Preparing dinner is a good bonding for parents and childrenIf you have been looking for a way for your kids to start loving vegetables, where do you start?

Here are some tips to help your kids eat veggies:

1. Be a good role model

For one, if you do not eat vegetables in the first place, then do not expect your kids to start loving them, too. You, as a parent, must be a good role model for your kids. So, if all you eat for dinner is cornbread and ribs, and you only ever eat vegetables very rarely, then do not force your kids to eat vegetables. If you set a good example, then your children will learn from you.

Before you scold your kids for not eating vegetables, look at your eating habits first. Are you eating enough fruits and vegetables? Are you setting a good standard for your kids? If you have some problems with your food choices and cravings, then correct these first. Once you’ve improved your eating habits, then you can start encouraging your kids to eat vegetables. Instead of bringing chips and chocolates when you are on a road trip, bring fruits and sliced up vegetables instead. Carrot sticks, celery sticks, apple slices, oranges, and bananas are healthy vegetable-based snack options for you and your family.

These may take a while to prepare compared to merely buying chips off the shelf, but do not let this ruin your motivation. The little time that you have to take to prepare these healthy snacks can go a long way for your family’s health. If you are too busy to visit the farmer’s market, meal kits (read: Sun Basket review) are a great alternative to have organic, farm-fresh food ready for cooking.

Making kids love eating vegetables should be gradual2. Never be mad at kids

The worst thing that you can do to kids who hate vegetables is to get mad at them for not eating enough of these. Not only will this instill fear in them, but they will grow to hate vegetables even more because of the bad feeling that you associate with this food group. So, never scold your kids for not eating vegetables, because doing so can instill lousy eating habits, like emotional eating, on them.

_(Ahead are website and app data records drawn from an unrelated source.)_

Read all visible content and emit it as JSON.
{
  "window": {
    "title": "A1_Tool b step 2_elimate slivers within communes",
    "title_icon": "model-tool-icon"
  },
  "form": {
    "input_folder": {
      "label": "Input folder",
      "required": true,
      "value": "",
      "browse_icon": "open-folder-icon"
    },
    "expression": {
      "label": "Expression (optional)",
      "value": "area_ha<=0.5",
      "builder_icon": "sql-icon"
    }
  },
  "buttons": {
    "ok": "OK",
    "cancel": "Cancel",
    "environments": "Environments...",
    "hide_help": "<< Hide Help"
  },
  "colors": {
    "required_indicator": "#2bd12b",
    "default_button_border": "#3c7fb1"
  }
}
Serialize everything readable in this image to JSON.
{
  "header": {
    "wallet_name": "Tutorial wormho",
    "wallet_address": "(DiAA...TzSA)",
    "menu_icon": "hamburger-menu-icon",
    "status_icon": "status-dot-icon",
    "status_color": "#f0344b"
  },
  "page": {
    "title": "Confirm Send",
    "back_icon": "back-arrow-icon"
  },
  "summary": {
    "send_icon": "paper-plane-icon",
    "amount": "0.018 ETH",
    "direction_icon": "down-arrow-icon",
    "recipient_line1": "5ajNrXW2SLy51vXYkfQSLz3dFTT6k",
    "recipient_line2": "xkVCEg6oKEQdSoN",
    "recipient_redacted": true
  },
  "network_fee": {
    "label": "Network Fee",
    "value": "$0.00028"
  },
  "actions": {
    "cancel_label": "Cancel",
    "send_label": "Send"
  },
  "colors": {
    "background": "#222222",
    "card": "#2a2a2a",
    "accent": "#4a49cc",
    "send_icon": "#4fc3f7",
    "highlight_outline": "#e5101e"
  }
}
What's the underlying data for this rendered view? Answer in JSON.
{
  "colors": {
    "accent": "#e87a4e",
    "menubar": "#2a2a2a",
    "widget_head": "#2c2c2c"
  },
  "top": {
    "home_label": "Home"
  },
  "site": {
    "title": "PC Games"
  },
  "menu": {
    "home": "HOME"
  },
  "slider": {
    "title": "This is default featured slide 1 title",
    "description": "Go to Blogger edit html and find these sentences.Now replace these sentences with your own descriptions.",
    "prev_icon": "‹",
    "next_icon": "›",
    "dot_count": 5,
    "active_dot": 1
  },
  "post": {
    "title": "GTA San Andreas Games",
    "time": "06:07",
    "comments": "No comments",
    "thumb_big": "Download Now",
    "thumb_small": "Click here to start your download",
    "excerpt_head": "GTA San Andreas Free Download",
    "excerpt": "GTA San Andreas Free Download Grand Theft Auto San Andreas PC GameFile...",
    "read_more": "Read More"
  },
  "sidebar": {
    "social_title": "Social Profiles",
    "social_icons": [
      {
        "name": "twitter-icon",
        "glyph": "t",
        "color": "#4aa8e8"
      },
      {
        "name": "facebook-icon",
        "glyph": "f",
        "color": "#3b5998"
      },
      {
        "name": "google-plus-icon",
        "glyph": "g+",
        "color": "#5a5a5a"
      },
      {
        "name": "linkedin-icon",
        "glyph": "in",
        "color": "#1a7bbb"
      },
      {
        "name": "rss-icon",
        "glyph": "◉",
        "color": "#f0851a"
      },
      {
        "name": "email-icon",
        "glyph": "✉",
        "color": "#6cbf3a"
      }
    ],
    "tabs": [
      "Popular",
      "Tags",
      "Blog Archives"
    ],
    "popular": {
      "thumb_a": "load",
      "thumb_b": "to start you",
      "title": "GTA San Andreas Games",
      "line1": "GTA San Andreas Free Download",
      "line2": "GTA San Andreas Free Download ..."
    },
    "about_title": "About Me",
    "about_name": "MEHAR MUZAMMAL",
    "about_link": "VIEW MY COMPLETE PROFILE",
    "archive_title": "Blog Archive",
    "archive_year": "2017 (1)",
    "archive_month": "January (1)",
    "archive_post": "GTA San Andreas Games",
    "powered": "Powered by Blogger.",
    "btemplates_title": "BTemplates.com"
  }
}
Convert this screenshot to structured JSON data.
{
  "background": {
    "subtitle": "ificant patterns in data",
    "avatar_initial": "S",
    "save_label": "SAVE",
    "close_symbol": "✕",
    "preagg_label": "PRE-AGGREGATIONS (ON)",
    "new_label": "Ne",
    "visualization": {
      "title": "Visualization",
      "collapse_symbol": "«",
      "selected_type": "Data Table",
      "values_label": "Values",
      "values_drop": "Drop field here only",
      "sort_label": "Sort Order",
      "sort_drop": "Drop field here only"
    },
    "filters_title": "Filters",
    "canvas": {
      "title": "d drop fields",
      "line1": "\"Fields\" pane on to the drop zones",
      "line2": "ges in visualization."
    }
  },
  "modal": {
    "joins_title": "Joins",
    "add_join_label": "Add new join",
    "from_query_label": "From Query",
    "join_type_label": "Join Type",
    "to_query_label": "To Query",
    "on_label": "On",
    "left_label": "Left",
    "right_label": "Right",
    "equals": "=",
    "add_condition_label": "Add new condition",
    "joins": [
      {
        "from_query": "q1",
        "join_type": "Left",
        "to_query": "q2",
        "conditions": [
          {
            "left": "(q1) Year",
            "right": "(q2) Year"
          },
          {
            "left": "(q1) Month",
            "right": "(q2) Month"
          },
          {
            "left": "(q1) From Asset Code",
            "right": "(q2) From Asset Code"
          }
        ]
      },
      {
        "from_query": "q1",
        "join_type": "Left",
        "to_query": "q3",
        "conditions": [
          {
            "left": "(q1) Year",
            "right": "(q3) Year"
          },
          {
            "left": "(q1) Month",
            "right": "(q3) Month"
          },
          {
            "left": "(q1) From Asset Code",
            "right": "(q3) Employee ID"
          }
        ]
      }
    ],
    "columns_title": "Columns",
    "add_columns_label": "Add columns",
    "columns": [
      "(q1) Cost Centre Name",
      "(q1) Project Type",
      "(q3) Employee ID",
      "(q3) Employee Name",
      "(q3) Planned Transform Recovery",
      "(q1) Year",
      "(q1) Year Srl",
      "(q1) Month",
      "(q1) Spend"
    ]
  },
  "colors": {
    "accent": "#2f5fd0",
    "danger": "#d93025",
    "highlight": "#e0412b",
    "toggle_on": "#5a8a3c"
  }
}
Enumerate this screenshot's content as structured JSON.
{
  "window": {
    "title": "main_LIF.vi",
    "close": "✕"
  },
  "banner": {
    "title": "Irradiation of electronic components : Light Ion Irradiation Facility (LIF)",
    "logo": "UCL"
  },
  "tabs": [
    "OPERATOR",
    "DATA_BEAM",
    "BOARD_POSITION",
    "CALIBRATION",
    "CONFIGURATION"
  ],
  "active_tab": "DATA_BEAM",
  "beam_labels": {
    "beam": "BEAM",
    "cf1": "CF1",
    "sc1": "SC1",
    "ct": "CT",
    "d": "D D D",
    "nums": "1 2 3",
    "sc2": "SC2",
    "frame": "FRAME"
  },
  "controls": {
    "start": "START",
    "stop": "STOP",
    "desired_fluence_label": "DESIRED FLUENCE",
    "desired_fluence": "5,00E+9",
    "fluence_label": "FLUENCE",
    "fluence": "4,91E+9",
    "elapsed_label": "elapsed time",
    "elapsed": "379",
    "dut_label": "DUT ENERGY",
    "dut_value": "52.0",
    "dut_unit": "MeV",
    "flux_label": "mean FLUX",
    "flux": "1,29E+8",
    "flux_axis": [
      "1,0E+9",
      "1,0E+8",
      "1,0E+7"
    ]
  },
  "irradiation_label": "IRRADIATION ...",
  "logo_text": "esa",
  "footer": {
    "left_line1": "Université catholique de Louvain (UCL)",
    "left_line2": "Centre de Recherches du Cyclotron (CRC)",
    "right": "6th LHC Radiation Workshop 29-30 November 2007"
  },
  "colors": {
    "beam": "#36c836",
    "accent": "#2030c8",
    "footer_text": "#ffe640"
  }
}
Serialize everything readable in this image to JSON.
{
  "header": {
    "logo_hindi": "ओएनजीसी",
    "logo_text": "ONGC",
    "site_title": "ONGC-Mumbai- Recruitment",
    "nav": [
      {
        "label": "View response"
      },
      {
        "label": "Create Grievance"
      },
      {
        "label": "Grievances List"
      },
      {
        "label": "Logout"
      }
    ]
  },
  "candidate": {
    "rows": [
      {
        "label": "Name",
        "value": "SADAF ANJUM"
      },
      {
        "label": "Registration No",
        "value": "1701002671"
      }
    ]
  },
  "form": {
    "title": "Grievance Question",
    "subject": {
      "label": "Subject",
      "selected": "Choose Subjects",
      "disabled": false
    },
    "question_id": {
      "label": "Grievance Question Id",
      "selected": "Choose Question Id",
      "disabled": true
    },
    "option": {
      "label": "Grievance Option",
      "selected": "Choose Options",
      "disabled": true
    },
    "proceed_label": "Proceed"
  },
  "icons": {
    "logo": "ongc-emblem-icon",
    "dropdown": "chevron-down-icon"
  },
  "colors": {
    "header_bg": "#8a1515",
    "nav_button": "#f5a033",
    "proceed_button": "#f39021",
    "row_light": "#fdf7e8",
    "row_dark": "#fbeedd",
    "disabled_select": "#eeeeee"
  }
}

The best you can do is to encourage your kids to eat vegetables. Ask for their help when you prepare your meals, make your recipes fun by adding in ingredients that you know they will love, and share meals with them. Encourage this positive environment where they will grow to love eating healthy foods. If on some days they do not like to eat vegetables, try to know why this is so. It may be because they are sick, have no appetite to eat, or they’ve had a long day, and all they have been looking for is a bowl of chicken lollipops. Let them be kids and do not pull out the joy of being one.

It is easy to encourage your kids to eat veggies. All you need is patience and a positive outlook. Make it fun and do not get discouraged when it takes time for them to enjoy the flavors. Serve vegetables for your every meal, and make the recipes fun for everyone to enjoy.